More often than not, we already know how to achieve whatever goal we have in mind–be it starting a business, travelling to a dream destination, getting promoted or achieving your ideal weight. Deep inside, we actually know what to do, the sacrifice it entails and the hard work that comes with it. It’s just that the thought of having to go through all that sacrifice and work is always overwhelming so we end up discouraged.
I have been overweight since birth and have been gaining pound after pound until I reached level 3 obesity. For my 24th birthday, I decided that the best possible gift I could give myself is a healthier me and so I began my weight loss journey. My goal when I started was to lose 170 lbs and now, 9 months later, I already lost 110 lbs. Still a work in progress for the remaining 60 lbs; the goal is difficult but certainly not impossible. With all the things in life that I cannot do and can’t control I know that this–losing weight and getting fit– is something I can do and I can control and so I thought to myself, “I shall do this.”
To anyone who wants to start losing weight or who is also a work in progress, here are some things I learned that might be helpful when you need to give yourself that pep talk when faced with a slice of decadent chocolate cake or when laziness to workout takes over willpower. These tips are not your usual “diet-and-exercise-or-find-a-sport-that-you-enjoy” kind of list because you already know all that technical stuff. You know that the only way to lose weight the natural way is to diet and to exercise. You also know that an extra cup of rice won’t help you and you also know that merely following fitspirations on Instagram is not as effective as actually getting your bum off the couch and lacing up your rubber shoes. Below are things that have mentally helped me achieve my goal because truthfully, losing weight (or achieving any goal for that matter) is in equal parts mental as much as it is physical.
- It’s the little things you’re faithful to that makes the difference
Anybody can work out for an hour but controlling your food intake for the remaining 23 hours is really a mental battle. This is where the little things make all the difference. That 1 bar of chocolate and that 1 forkful of spaghetti and that 1 slice of pizza all feel like a small thing that probably won’t spike up your sugar level but that will probably throw away the hard work you put in for the day. So yes, the little things make a difference because these little things when accumulated might become a habit and it spells the difference between success and failure.

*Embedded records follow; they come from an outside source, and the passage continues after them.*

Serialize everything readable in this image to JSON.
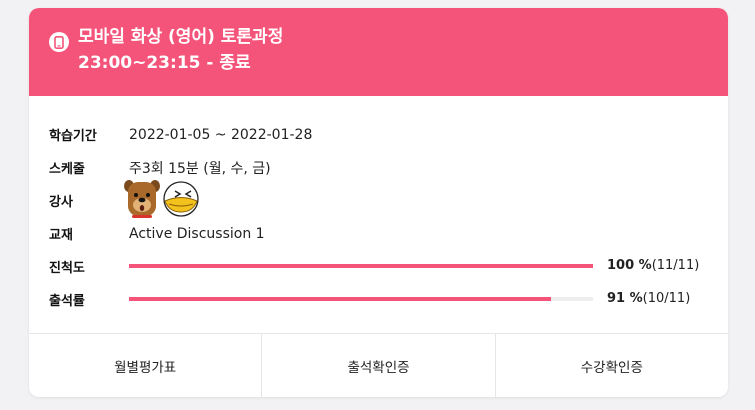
{
  "header": {
    "title": "모바일 화상 (영어) 토론과정",
    "subtitle": "23:00~23:15 - 종료",
    "icon": "mobile-phone-icon",
    "color": "#f5547a"
  },
  "info": {
    "period": {
      "label": "학습기간",
      "value": "2022-01-05 ~ 2022-01-28"
    },
    "schedule": {
      "label": "스케줄",
      "value": "주3회 15분 (월, 수, 금)"
    },
    "teacher": {
      "label": "강사",
      "avatars": [
        "dog-character-avatar",
        "chick-character-avatar"
      ]
    },
    "textbook": {
      "label": "교재",
      "value": "Active Discussion 1"
    },
    "progress": {
      "label": "진척도",
      "percent_text": "100 %",
      "count_text": "(11/11)",
      "fraction": 1.0
    },
    "attendance": {
      "label": "출석률",
      "percent_text": "91 %",
      "count_text": "(10/11)",
      "fraction": 0.91
    }
  },
  "footer": {
    "buttons": [
      "월별평가표",
      "출석확인증",
      "수강확인증"
    ]
  }
}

- Have a solid reason for your goal
Trust me, you have to hold on to that because there will be days where the universe seems to contrive against you, where you lose focus and want to give up but if you have a solid reason for your goal, you can overcome any temptation. They always say never give up what you want the most for what you want now, and I swear I have to repeat this to myself over a thousand times on days that I want to give up. So when your officemate or friend offer you French fries, just weigh how much you want it versus how much you want to live healthier.
- Stand by your decisions
Workouts are difficult and when I run long distance, it comes to a point where quitting is such a temptation but I know that I cannot live with myself if I decide to quit and not finish a race. I know that the guilt of quitting would hurt more than the cramps I’m feeling on my leg or the laziness that seems to overflow on a certain day. Repeat to yourself that when quitting or cheating seems to be rationalized, there’s a good chance you might regret it when the physical pain is no longer there. But of course, listen to your body and know the difference between real pain (when your body is actually not feeling right) and laziness. Deep down, you will know when you are truly in pain or when you are just justifying indolence.
Our goals are always very personal no matter how small or grand they may seem. That said, I would say that the penultimate piece of advice that I can give is that if you truly, deeply, really want to achieve something, go all heart or none at all. Only you would know how much effort, blood, sweat and tears you have poured to achieve your goal. You can’t turn back time; so if you’re doing something, do it with all your heart and savor that moment. As Roald Dahl used to say, lukewarm is no good.